emma chamberlain and jacob elordi
emma chamberlain and jacob elordi

how did i end up achieving so much success as an author?

This is probably the same question asked by many self-published book authors. I had tried writing short fiction for years but it just wasn’t working… until I discovered the magic of editing and beta readers. The saying goes that quality trumps quantity, and that definitely holds true for writing. I rewrote my entire first novel “Consequences” at least five times until it was as good as it could ever be. After that, I sent it to a group of beta readers and reviewers; one being an editor.
Self-publishing had become a viable option by this time, so I decided to give it a go. I signed a contract with myself that I would only write three books per year, something which was strict but good for my productivity.
The first book I self-published was “Consequences.” That went very smoothly and since then, the others have followed in rapid succession (with more on the way). I even made it to #1 on Amazon in the “Paranormal Romance” category, which was a huge achievement for me and a great way to show the world that I was serious about my writing.

emma chamberlain and jacob elordi
emma chamberlain and jacob elordi

what are some tips for you as a mom on how to write successfully? (emma chamberlain interview)

I’m a big believer that it’s better to take a risk than to not take a risk. It’s like the saying “If you can’t beat them, join them.” I always thought that there was something wrong with authors who write books that are on the popular side. I wanted to do things my own way. For example, in my first novel (Consequences), Idone things that would show what I wanted to show in the story without having people call me pretentious. You know, people think I’m pretentious but I don’t really care.
I always think that if you’re going to do something, you’ve just got to have fun with it. And if you have fun with it, people will be kind of into it. So I always try to keep that in mind. Yeah, that’s kind of risky. It’s like trying to drive a car without a seat belt on. It kind of puts you in an awkward situation. But, I mean, if you don’t try that, then you would never know what it’s like to have the thrill of driving and feeling safe and cozy at the same time. So, I think it’s always a good idea to try new things.
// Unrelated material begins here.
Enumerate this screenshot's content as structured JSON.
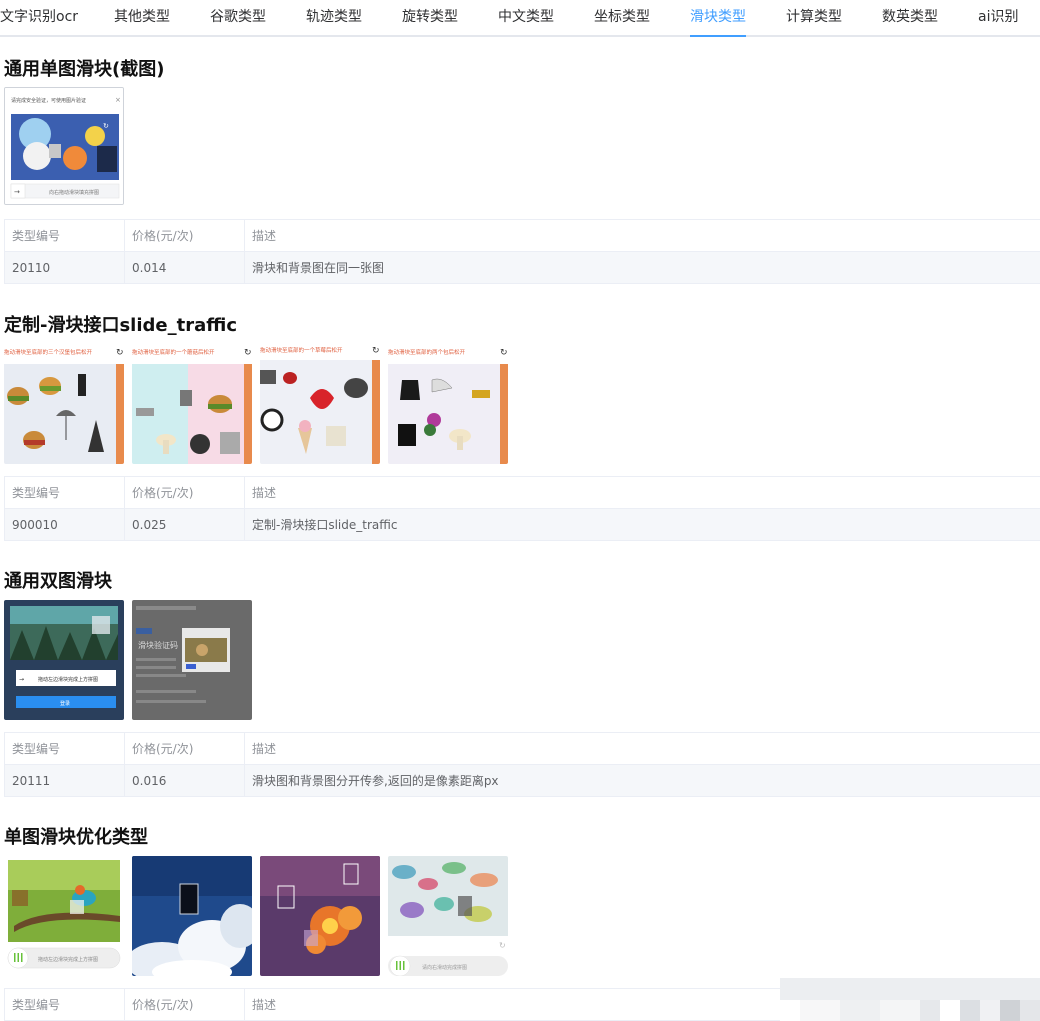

emma chamberlain and jacob elordi
emma chamberlain and jacob elordi

how worked on your book for 3 years at the same time actually writing blog posts by yourself daily and juggling it all? can you tell us about that process please? what is the hardest part for you when writing blog posts or anything else at home that happens in between school and work

It has probably been about 2-3 years now actually. The hardest part for me is trying to not take my frustration out on my family. I think it’s better for them if I don’t write about certain subjects and just vent them onto paper or a document instead. The hardest part is trying to maintain the schedule that I’m working on. I would say it’s definitely the hardest part. Making sure that I write consistently everyday and not just when I feel like it. If I do this, then everything should fall into place by chance.
To be honest, writing blogs is the easiest thing for me because it is usually so easy to finish everything without much effort from my end. However, it is the hardest thing to do in between university and pursuing my career. I don’t know if this is because I’m a perfectionist and just want to make sure that I do everything correctly or whether it’s because of the time constraint. It is the toughest for me because it involves so many other things. Nowadays, I am able to squeeze in a couple of hours to write about what I want and sometimes even “work” on my new book during study times but when it comes to making sure that everything fits together and that nothing conflicts with anything else, it is one of my worst nightmares.

emma chamberlain and jacob elordi
emma chamberlain and jacob elordi